"The Political Philosophy of Thomas Hobbes"

This article engages and seeks to develop Michel Foucault's account of the nexus between modern politics, security, and war. Focusing on his 1976 lecture series Society Must Be Defended, the article considers Foucault's tentative hypothesis about how the logic of war becomes inscribed into modern politics through the principle of security. Contra Foucault, it is suggested that this nexus can already be found in the proto-liberal political philosophy of Thomas Hobbes. In order to make this argument, the article focuses on the ontological dimension of Hobbes' thought. It suggests that the relationship between the state of war and political order in Hobbes is more complex and more ambiguous than Foucault thought. Rather than being transcended, the Hobbesian state of war is appropriated by the state, and converted into the fundamental antagonism between reason and passion. The latter gives rise to a regime of security through which a relationship of war is inscribed into the Hobbesian commonwealth.

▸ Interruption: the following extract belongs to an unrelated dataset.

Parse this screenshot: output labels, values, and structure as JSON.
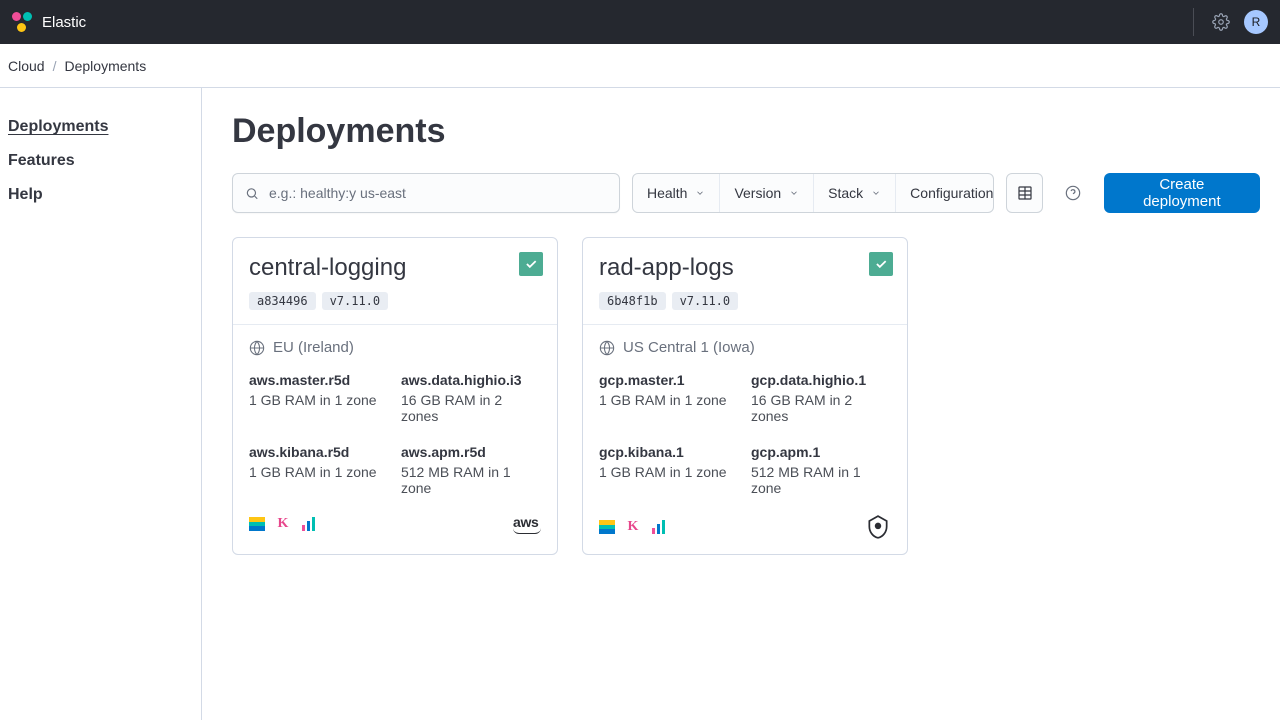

Leo Strauss pinpoints what is original and innovative in the political philosophy of Thomas Hobbes.

My Ph.D. thesis was on the political philosophy of Thomas Hobbes with a focus on language, epistemology, rhetoric, and the spectacular practice of sovereign power. The thesis was awarded the 2013 New School for Social Research Commencement Award "in recognition of Ph.D. research that is of the highest quality and the excellence of the dissertation". This is the highest honor the university bestows.

“The Political Philosophy of Thomas Hobbes,” Think Summer, 2004, pp

business ethics inspired by the moral and political philosophy of Thomas Hobbes S.A. Lloyd, ed., ‘Special Issue on Recent Work on the Moral and Political Philosophy of Thomas Hobbes’, Pacific Philosophical Quarterly, vol. 82, nos. 3&4 (2001).

(1957) The Political Philosophy of Thomas Hobbes

The American liberal tradition is rooted in the 17th and 18th century English political philosophy of Thomas Hobbes, John Locke, and Adam Smith. A collective reading of their works would yield the following two major principles defining free-market liberalism:

Three readings of the political philosophy of Thomas Hobbes